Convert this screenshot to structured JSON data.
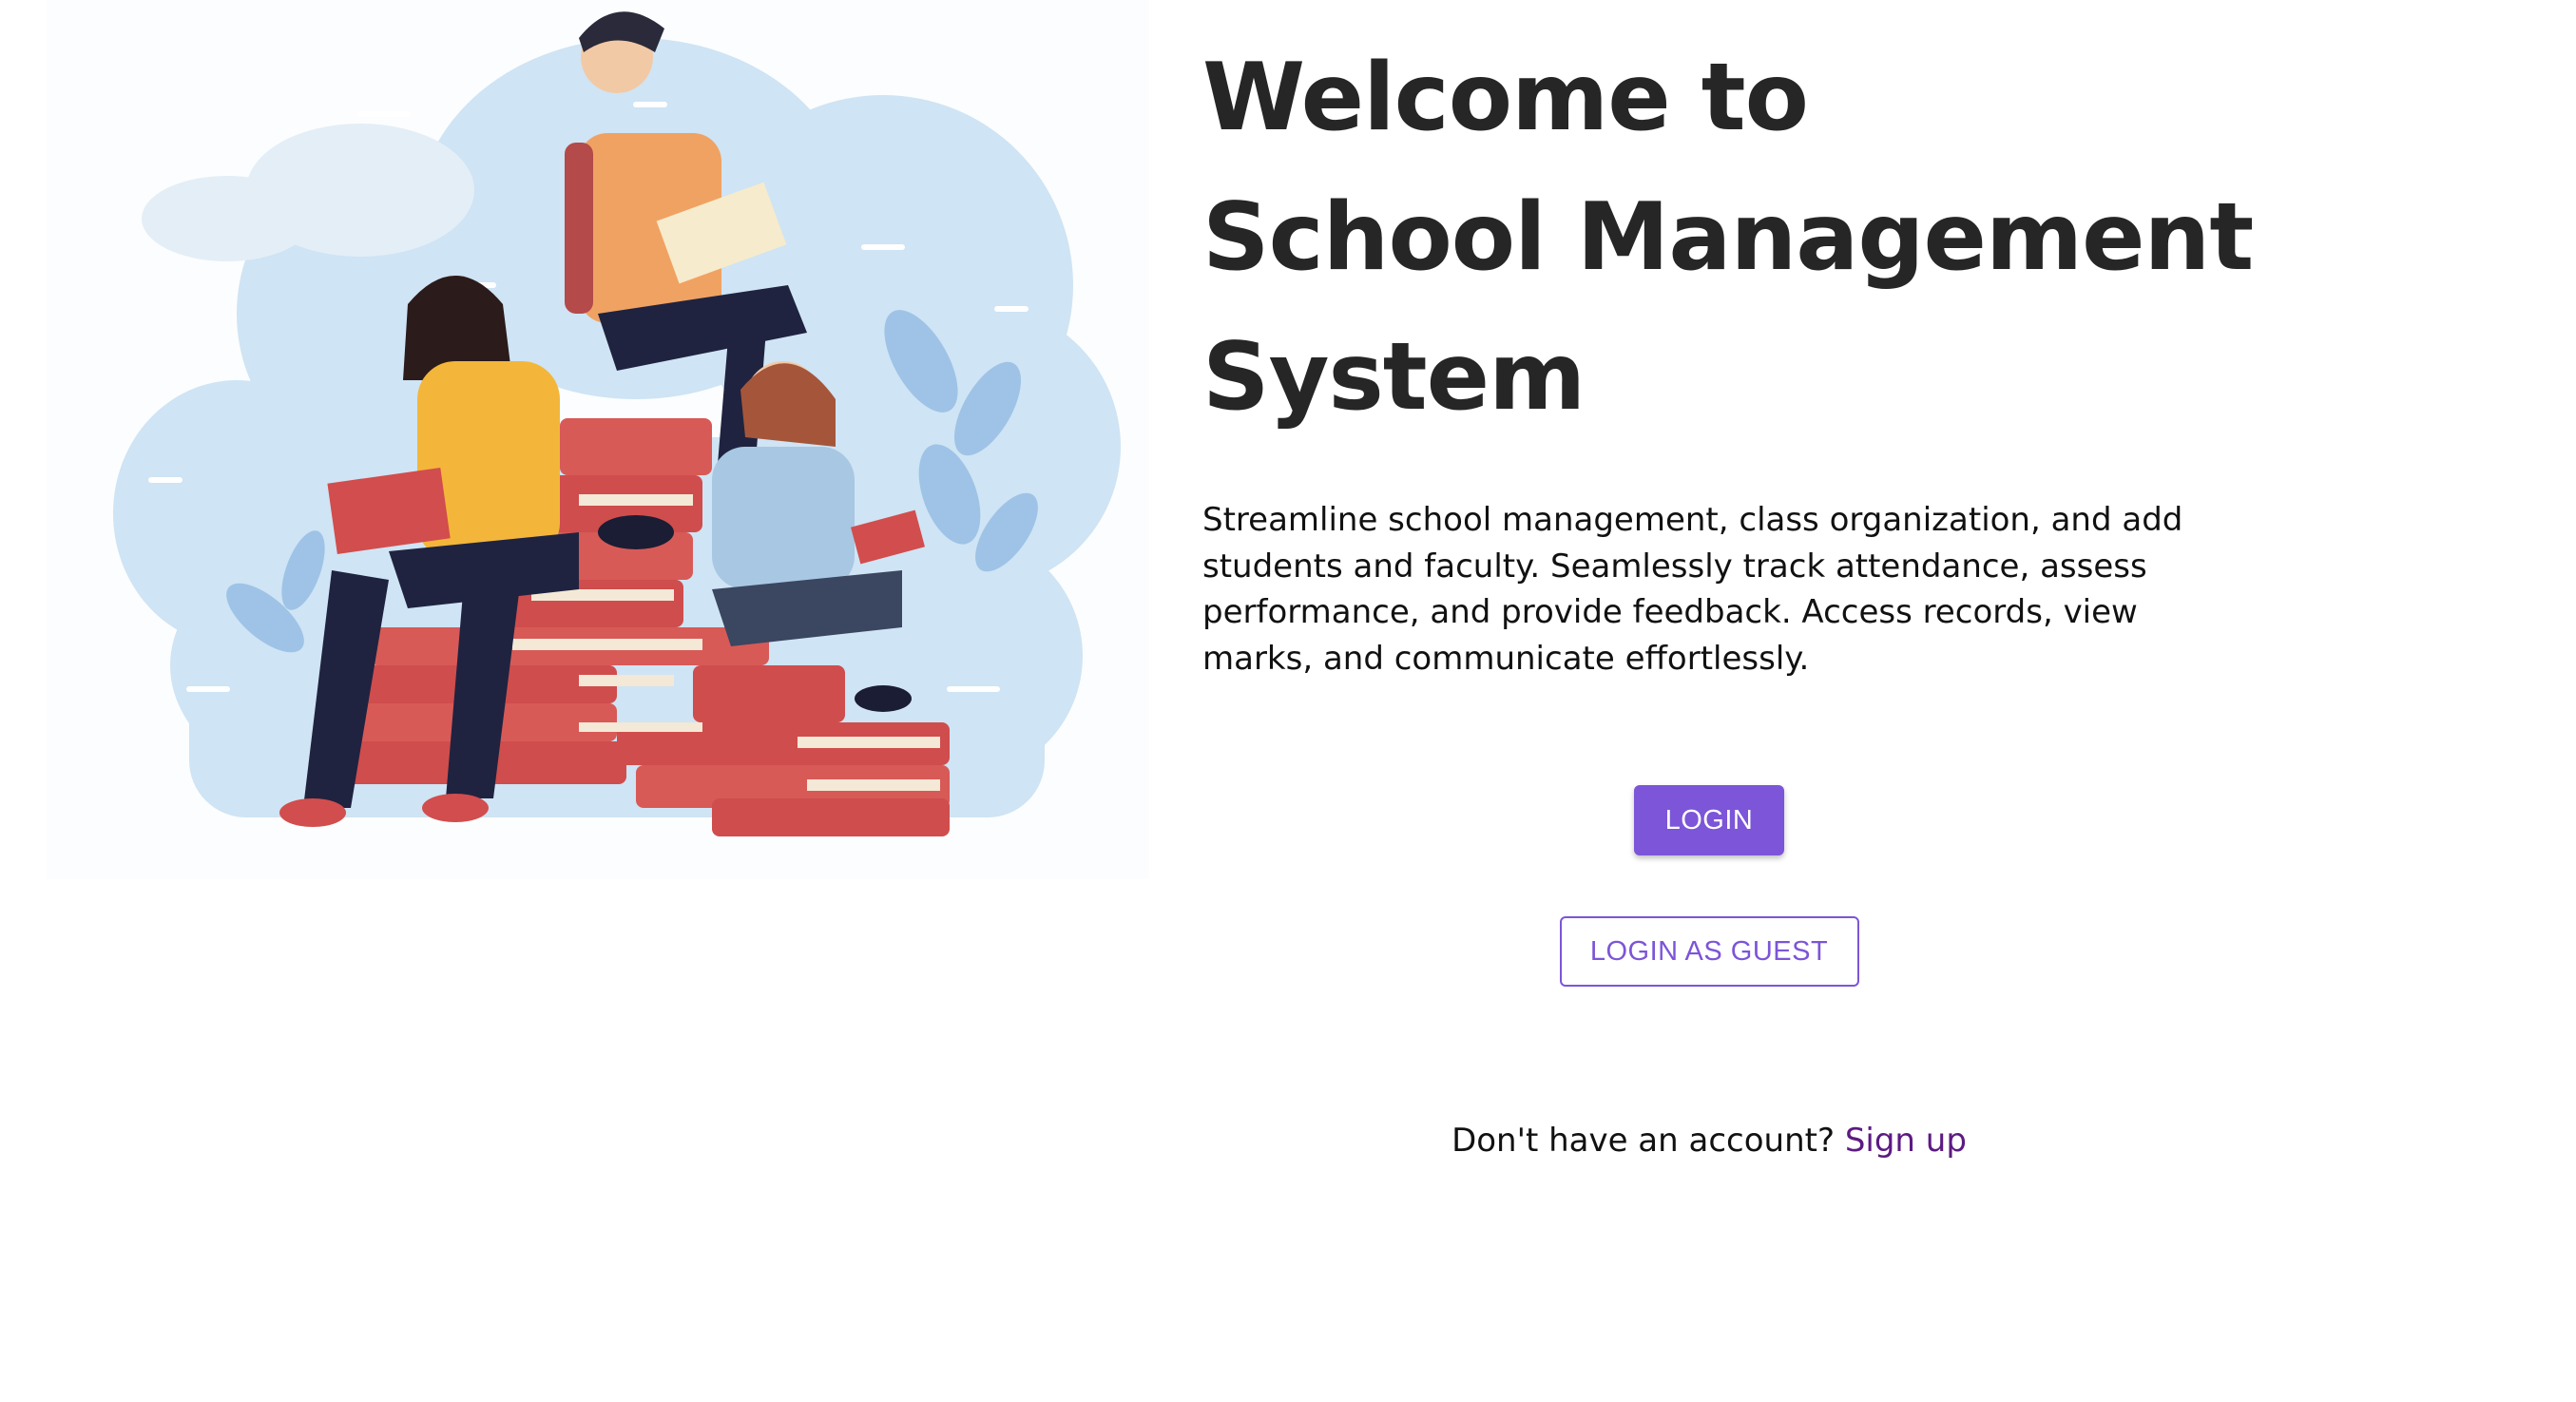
{
  "hero": {
    "title_line1": "Welcome to",
    "title_line2": "School Management",
    "title_line3": "System",
    "description": "Streamline school management, class organization, and add students and faculty. Seamlessly track attendance, assess performance, and provide feedback. Access records, view marks, and communicate effortlessly."
  },
  "actions": {
    "login_label": "LOGIN",
    "guest_label": "LOGIN AS GUEST"
  },
  "signup": {
    "prompt": "Don't have an account?",
    "link_label": "Sign up"
  },
  "colors": {
    "accent": "#7c55d8",
    "link": "#5c1a82",
    "title": "#262626"
  },
  "illustration": {
    "icon": "students-reading-books-illustration"
  }
}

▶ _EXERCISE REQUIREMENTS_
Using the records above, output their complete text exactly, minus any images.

▶ _ANSWER SPACE_
Convert this screenshot to structured JSON data.
{
  "hero": {
    "title_line1": "Welcome to",
    "title_line2": "School Management",
    "title_line3": "System",
    "description": "Streamline school management, class organization, and add students and faculty. Seamlessly track attendance, assess performance, and provide feedback. Access records, view marks, and communicate effortlessly."
  },
  "actions": {
    "login_label": "LOGIN",
    "guest_label": "LOGIN AS GUEST"
  },
  "signup": {
    "prompt": "Don't have an account?",
    "link_label": "Sign up"
  },
  "colors": {
    "accent": "#7c55d8",
    "link": "#5c1a82",
    "title": "#262626"
  },
  "illustration": {
    "icon": "students-reading-books-illustration"
  }
}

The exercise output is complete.